BRITS have been issued an urgent Christmas warning when they are in the kitchen today.
South West Water is reminding customers to help avoid a foul festive season and fight off fatbergs by not putting cooking fats, oils and grease down the sink.
The water company said a single medium-sized turkey produces up to three-quarters of a pint of fat which, if poured down pipes, could potentially block them when it cools.
With almost one million households served by South West Water across Devon and Cornwall, if each one poured their turkey fat down their sinks it would mean 422,786 litres.
This is the equivalent of more than 2,800 full bathtubs entering the sewers.
Guy Doble, South West Water’s director of wastewater recovery, treatment and networks, 说: “Don’t let the fat from your festive feast ruin your Christmas by causing blockages and fatbergs.
“Think about your sink over the seasonal period, and at all times, and don’t dispose of cooking fats, oils and greases down the drain.
“Tens of thousands of litres of waste fat, cooking oil and grease are poured down sinks in the South West each year, along with food waste, which can build up in pipes.
“These mix with wrongly flushed items such as wet wipes, hygiene wipes, cleaning wipes, cleansing pads and sanitary products, causing blocked sewers which can lead to flooding in your homes and in the environment.
“Every year we deal with around 8,500 blocked sewers across our region – around one every hour – and these can increase the risk of flooding and damage to customers’ homes and properties.
“So don’t let fat spoil the festivities this Christmas and play your part by only flushing the 3Ps – pee, paper and poo – down the loo, and avoid pouring fats, oils and greases down your sink.”
South West Water serves around two million customers across the South West and in its region alone more than 200,000 wet wipes find their way into the sewage network each day.

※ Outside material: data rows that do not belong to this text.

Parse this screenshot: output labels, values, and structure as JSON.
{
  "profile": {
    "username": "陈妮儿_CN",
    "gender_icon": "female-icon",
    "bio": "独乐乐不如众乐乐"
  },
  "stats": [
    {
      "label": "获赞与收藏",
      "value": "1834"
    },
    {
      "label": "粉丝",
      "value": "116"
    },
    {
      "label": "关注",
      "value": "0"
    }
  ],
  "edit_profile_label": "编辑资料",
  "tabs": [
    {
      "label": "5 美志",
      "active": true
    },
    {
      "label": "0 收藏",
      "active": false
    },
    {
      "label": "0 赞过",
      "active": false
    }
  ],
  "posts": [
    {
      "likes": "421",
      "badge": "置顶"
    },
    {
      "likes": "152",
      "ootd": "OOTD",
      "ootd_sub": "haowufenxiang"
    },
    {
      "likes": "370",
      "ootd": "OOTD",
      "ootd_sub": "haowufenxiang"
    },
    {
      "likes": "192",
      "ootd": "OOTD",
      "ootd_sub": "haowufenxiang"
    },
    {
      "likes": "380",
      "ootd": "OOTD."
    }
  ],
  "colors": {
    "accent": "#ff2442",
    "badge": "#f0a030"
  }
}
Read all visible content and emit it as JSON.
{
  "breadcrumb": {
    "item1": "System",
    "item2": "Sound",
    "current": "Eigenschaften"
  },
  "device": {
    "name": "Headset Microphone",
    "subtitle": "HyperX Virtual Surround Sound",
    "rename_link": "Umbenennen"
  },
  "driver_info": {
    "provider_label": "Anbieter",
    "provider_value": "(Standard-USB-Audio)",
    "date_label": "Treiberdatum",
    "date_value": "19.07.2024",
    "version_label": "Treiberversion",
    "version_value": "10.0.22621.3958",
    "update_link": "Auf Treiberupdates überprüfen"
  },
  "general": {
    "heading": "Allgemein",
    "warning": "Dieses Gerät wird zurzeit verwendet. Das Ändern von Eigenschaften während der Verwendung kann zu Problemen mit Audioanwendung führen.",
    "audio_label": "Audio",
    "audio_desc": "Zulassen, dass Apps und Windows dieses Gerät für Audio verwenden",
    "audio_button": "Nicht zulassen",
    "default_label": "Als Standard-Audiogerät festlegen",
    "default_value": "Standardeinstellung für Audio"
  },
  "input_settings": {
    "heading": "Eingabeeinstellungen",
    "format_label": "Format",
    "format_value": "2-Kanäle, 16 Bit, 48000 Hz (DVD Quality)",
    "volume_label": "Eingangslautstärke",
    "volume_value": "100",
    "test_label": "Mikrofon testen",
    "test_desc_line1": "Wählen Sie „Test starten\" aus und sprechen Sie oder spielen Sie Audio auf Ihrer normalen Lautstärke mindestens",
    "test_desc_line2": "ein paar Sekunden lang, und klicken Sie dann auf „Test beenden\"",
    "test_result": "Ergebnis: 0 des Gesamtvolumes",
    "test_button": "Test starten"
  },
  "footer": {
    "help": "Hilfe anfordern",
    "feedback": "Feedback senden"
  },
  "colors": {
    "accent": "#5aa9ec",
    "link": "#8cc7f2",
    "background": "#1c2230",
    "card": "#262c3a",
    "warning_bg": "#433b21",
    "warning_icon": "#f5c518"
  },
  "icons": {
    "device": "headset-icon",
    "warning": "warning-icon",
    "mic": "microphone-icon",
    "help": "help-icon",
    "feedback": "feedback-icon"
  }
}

Each year the water company removes around 450 tonnes of “unflushables” such as wet wipes, sanitary products and cotton pads from pumping stations, the equivalent of 73 million wet wipes.